A lot of people struggle with time management, it is very common to find yourself up until late night or early morning trying to figure out how to organize your schedule. There are many theories about what makes an efficient manager of time, but none that have really stuck around for more than a few months.
That’s why we decided to create our own set of principles that can be applied at any stage in someone’s time management journey. These six principles will help you to identify the things that hold you back from being more productive and will give you some simple strategies and tips to improve your time management.
2) Be consistent
Consistency is one of the most important time management principles you’ll learn to use effectively. This principle applies not just at work, but in your personal life as well.
It’s difficult to achieve consistency when money is short or there are other commitments that get in the way. When times are tough, it’s easy to give up on things like staying in touch with friends and family because you don’t have much money to spend.
But time is a resource that we all have so spending some time on yourself isn’t a luxury, it’s an essential part of self-care. And once you establish this habit, it can be hard to break.
You will feel happier overall if you make time for the people who matter to you and if you do something that you love to do, then why would you ever put off that thing?
The more you invest in yourself, the better you will feel so you should never hesitate to allocate time to meet your own needs. With enough motivation and planning, it is possible to leave time around for fun activities and holidays even during lean times.
There’s no reason to go through life being less happy than you could be if you didn’t suffer from money problems. It takes effort now, but in the long run it will save you lots of wasted energy and happiness.
3) Make it your goal
The first principle of time management is making it your goal to use your time effectively. This means looking at how you spend your time now and trying to make changes so that you are using your time more efficiently. It also means identifying important tasks and systems and systemizing them, so that they are done automatically with little input from you.
This can be developing routines or procedures for doing things, such as scheduling daily meetings, organizing monthly planning events, etc. Systems like this help eliminate wasted time because you have built into your schedule what needs to be done!
You will also need to identify unnecessary spending of time and try to remove or reduce these. For example, if you are not in control of your work phone calls, take some steps to prevent people from contacting you during work hours. If you must speak with someone, put off other activities until later.
If you find yourself wasting time on something that doesn’t really matter, cut down on that energy intake by lowering its importance. You would probably stop engaging in something that only matters slightly to you when you realize how much money it costs you each day.
4) Make it easy to accomplish
A lot of time management tips focus on how to make time you have more efficient, or how to use your time effectively. Less talked about is what to do with all that extra time once you have it.
The first step in managing your time is making sure there are not too many commitments. This can be difficult as we sometimes get drawn into things (for example, by someone else’s schedule).
Once done, determine which ones are must haves and drop some others. Must-have commitments should make up around 30% of your time while other times can be spent on lower priority tasks.

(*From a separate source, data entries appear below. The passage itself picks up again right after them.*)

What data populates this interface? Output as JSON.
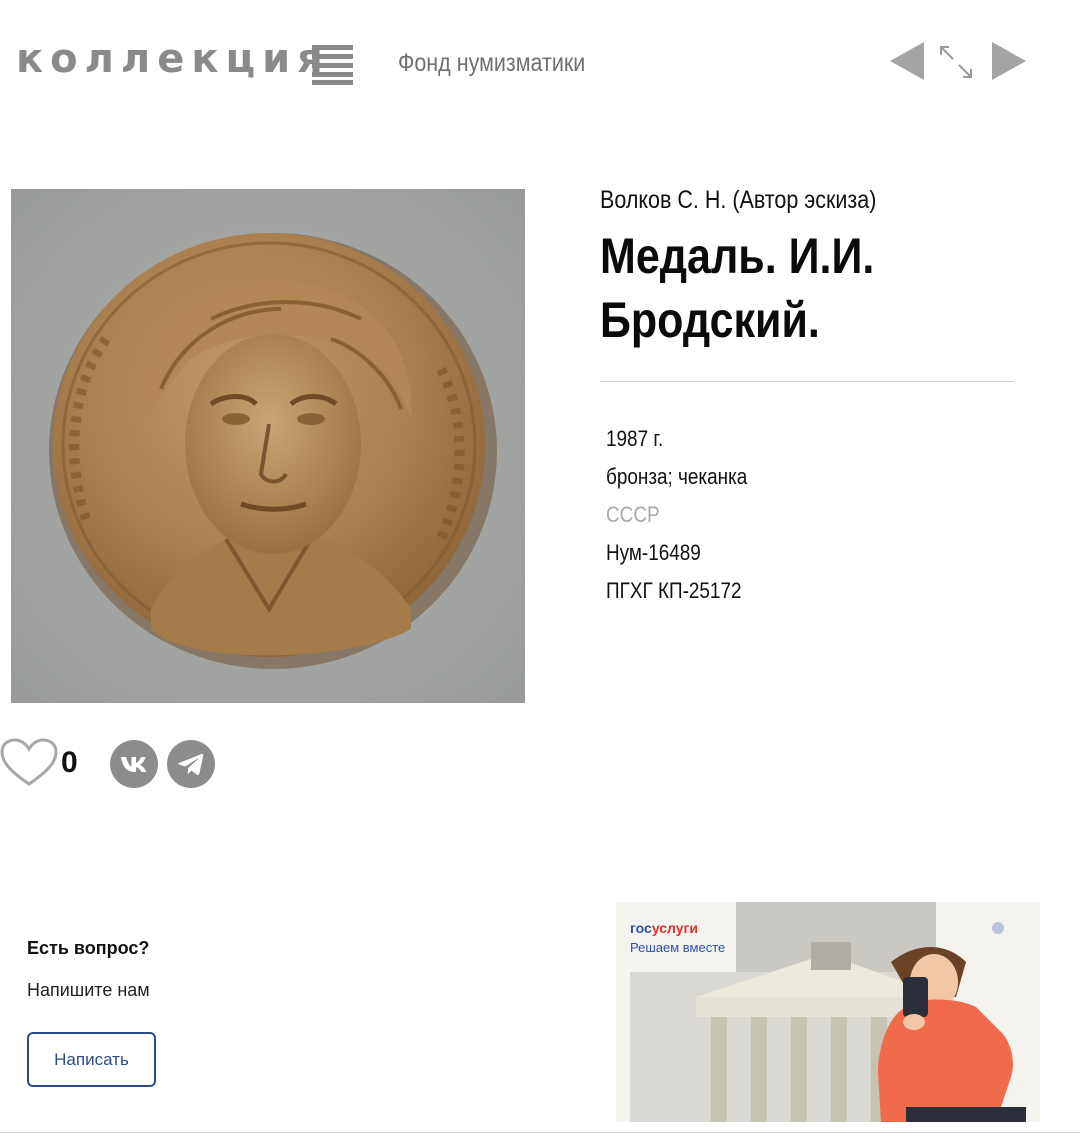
{
  "header": {
    "logo": "коллекция",
    "section": "Фонд нумизматики"
  },
  "item": {
    "author": "Волков С. Н. (Автор эскиза)",
    "title": "Медаль. И.И. Бродский.",
    "date": "1987 г.",
    "material": "бронза; чеканка",
    "country": "СССР",
    "inventory": "Нум-16489",
    "registry": "ПГХГ КП-25172"
  },
  "actions": {
    "likes": "0"
  },
  "feedback": {
    "question": "Есть вопрос?",
    "prompt": "Напишите нам",
    "button": "Написать"
  },
  "banner": {
    "brand_part1": "гос",
    "brand_part2": "услуги",
    "slogan": "Решаем вместе"
  },
  "colors": {
    "accent_gray": "#8a8a8a",
    "button_blue": "#2b4c8c",
    "banner_blue": "#2b4fb3",
    "banner_red": "#e1302f"
  }
}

This will take away wasted time due to lack of attention or people feeling blocked because they don’t know what you are doing every minute of the day.
5) Take breaks

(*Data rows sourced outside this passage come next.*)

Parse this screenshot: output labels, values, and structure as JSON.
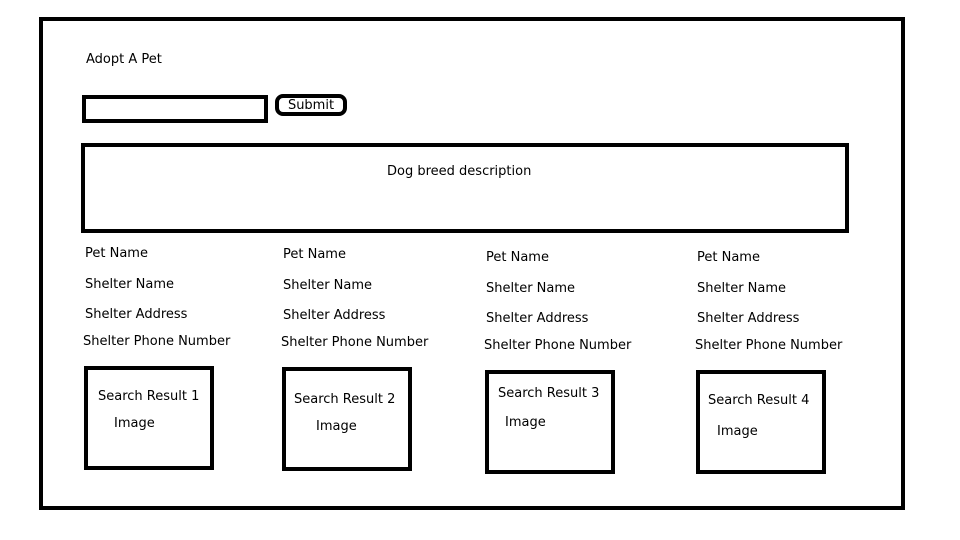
{
  "app": {
    "title": "Adopt A Pet"
  },
  "search": {
    "value": "",
    "placeholder": "",
    "submit_label": "Submit"
  },
  "description": {
    "text": "Dog breed description"
  },
  "results": [
    {
      "pet_name": "Pet Name",
      "shelter_name": "Shelter Name",
      "shelter_address": "Shelter Address",
      "shelter_phone": "Shelter Phone Number",
      "title": "Search Result 1",
      "image_label": "Image"
    },
    {
      "pet_name": "Pet Name",
      "shelter_name": "Shelter Name",
      "shelter_address": "Shelter Address",
      "shelter_phone": "Shelter Phone Number",
      "title": "Search Result 2",
      "image_label": "Image"
    },
    {
      "pet_name": "Pet Name",
      "shelter_name": "Shelter Name",
      "shelter_address": "Shelter Address",
      "shelter_phone": "Shelter Phone Number",
      "title": "Search Result 3",
      "image_label": "Image"
    },
    {
      "pet_name": "Pet Name",
      "shelter_name": "Shelter Name",
      "shelter_address": "Shelter Address",
      "shelter_phone": "Shelter Phone Number",
      "title": "Search Result 4",
      "image_label": "Image"
    }
  ]
}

A few years ago, technology allowed for something called “connected working.” This is when you have access to your work from almost anywhere at any time because everything is online. Some people even enjoy this style of working so much that they keep it up even outside of business hours.
But research shows that constant connectivity can be a bad thing for productivity.
It was found that workers spend around eight hours per day connected, with most of those hours being spent surfing social media or doing other non-work activities.
By limiting how long we are actively engaged in work tasks, we reduce our efficiency at them. This could mean that we need to devote more time to a project to get the same results, or that we must hire additional help to complete our assignments on time.
Taking short breaks away from your computer means that you will give your full attention to what you are doing next. You may also want to do some exercises or take a stroll to reset and reenergize.
Principle number five reminds us to put limits on how long we stay focused on one task before switching. Taking a break helps you recall what you were doing and makes sure that you don’t lose momentum!
This article about why you should never press delete on an email tips off the importance of leaving time for breaks. Letting go of things that no longer serve you gives you room to add new ones that do.
A multitasker is someone who can do several things at once. They are able to switch rapidly from one task to another, and can easily shift their focus between tasks.
This person could be working on multiple projects, talking on the phone while doing other work, or writing an article while listening to music.
By having more than one thing going on, the multitasker still comes out ahead because they were not idle for long periods of time. If there’s a lull in activity, they simply move onto the next item.
However, according to a study done by FittMatrix, it takes us around 17 minutes longer to complete a task when we’re juggling several items. This is due to our mind being occupied with all the other activities, so we don’t process any given task as efficiently.